:: The area is comprised of three widely separated units: the Sheep Rock Unit, the Painted Hills Unit and the Clarno Unit. Each offers picnic areas, restrooms, information kiosks, hiking trails with exhibits and brochures and outstanding scenery. The main visitor center, located at the Sheep Rock Unit, features displays of fossils found throughout the John Day Basin. Hours vary throughout the year.
Few places so accessible to the public present a better selection of fossilized bones, shells, leaves wood, teeth, tracks, nuts and seeds. These artifacts provide an informative overview of the Age of Mammals-the 40 million years that elapsed between the extinction of the dinosaurs and the beginning of the Ice Age.
The Clarno formation in the Clarno Unit, just 18 miles from the town of Fossil, consists primarily of huge mudflows or lahars, which roared down the slopes of ancient volcanoes, engulfing everything in their paths. Although the Clarno volcanoes have long since eroded, the hardened lahars remain-along with fossilized plants and animals trapped in the flows.
The journey continues through additional portions of the monument, including:

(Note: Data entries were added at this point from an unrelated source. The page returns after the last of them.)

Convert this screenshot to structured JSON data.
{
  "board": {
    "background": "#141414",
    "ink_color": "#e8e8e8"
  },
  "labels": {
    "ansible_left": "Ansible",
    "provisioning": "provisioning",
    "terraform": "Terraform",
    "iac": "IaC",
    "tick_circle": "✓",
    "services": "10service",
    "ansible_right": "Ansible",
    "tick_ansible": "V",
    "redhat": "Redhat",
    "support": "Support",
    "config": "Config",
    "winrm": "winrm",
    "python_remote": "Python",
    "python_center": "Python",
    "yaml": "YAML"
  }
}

- FOREE TRAILHEAD, where two short interpretive trails lead through blue and red fossil-bearing deposits, ending at a stunning viewpoint where you can see basalt flows remaining from 16 million years ago.

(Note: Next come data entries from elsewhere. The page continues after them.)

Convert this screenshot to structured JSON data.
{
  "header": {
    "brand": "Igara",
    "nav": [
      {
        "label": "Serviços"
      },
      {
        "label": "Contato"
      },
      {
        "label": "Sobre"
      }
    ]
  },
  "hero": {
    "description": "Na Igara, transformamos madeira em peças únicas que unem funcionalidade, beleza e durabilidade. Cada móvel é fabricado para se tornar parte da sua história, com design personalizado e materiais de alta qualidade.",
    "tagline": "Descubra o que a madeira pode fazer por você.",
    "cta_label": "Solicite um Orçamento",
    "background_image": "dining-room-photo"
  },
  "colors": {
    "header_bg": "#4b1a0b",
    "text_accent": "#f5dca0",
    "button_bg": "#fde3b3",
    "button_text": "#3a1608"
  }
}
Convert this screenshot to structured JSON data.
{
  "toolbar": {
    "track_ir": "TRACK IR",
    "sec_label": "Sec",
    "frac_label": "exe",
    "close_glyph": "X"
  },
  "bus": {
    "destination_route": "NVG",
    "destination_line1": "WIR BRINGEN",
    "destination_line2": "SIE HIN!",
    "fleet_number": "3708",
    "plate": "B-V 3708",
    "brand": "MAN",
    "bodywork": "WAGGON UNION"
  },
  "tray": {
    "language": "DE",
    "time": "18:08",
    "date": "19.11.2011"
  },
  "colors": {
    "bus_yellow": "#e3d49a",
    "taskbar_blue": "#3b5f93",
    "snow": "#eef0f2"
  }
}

- CATHEDRAL ROCK displays a beautiful cliff face exposing ancient pyroclastic flows and ash layers. Its unique banded colors and setting high above the river make it a regional icon.
- BLUE BASIN offers a short trail into the basin, featuring casts of turtle and saber-toothed-cat fossils, along with interpretive signs near the discovery site of the original fossils.

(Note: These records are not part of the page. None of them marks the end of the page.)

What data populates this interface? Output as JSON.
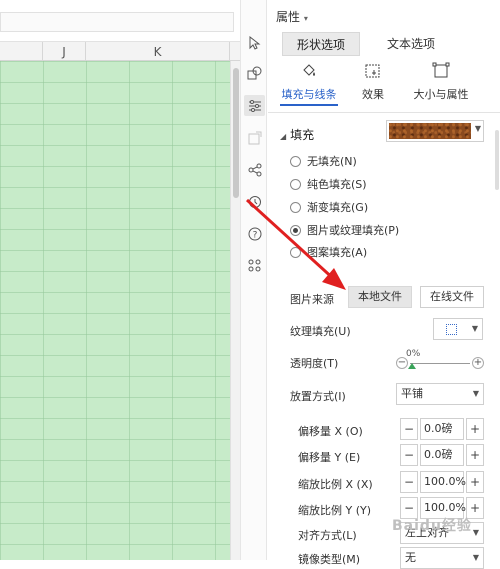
{
  "sheet": {
    "columns": [
      "J",
      "K"
    ]
  },
  "panel": {
    "title": "属性",
    "title_caret": "▾",
    "tabs": [
      {
        "label": "形状选项",
        "active": true
      },
      {
        "label": "文本选项",
        "active": false
      }
    ],
    "subtabs": [
      {
        "label": "填充与线条",
        "icon": "paint-bucket-icon",
        "active": true
      },
      {
        "label": "效果",
        "icon": "effects-icon",
        "active": false
      },
      {
        "label": "大小与属性",
        "icon": "size-icon",
        "active": false
      }
    ],
    "fill": {
      "section_label": "填充",
      "options": [
        {
          "label": "无填充(N)",
          "checked": false
        },
        {
          "label": "纯色填充(S)",
          "checked": false
        },
        {
          "label": "渐变填充(G)",
          "checked": false
        },
        {
          "label": "图片或纹理填充(P)",
          "checked": true
        },
        {
          "label": "图案填充(A)",
          "checked": false
        }
      ],
      "image_source_label": "图片来源",
      "local_file_button": "本地文件",
      "online_file_button": "在线文件",
      "texture_label": "纹理填充(U)",
      "transparency_label": "透明度(T)",
      "transparency_value": "0%",
      "placement_label": "放置方式(I)",
      "placement_value": "平铺",
      "offset_x_label": "偏移量 X (O)",
      "offset_x_value": "0.0磅",
      "offset_y_label": "偏移量 Y (E)",
      "offset_y_value": "0.0磅",
      "scale_x_label": "缩放比例 X (X)",
      "scale_x_value": "100.0%",
      "scale_y_label": "缩放比例 Y (Y)",
      "scale_y_value": "100.0%",
      "align_label": "对齐方式(L)",
      "align_value": "左上对齐",
      "mirror_label": "镜像类型(M)",
      "mirror_value": "无"
    }
  },
  "watermark": "Baidu经验",
  "colors": {
    "accent": "#2a62c9",
    "grid": "#c7ebc9",
    "arrow": "#e02020"
  }
}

- CANT RANCH NATIONAL HISTORIC DISTRICT across the highway from the Thomas Condon Visitor Center features displays of old farm equipment plus descriptions of sheep and cattle ranching in the early 1900s.
- MASCALL OVERLOOK presents a spectacular view of Picture Gorge and the Mascall and Rattlesnake formations along with detailed interpretive signs. Continue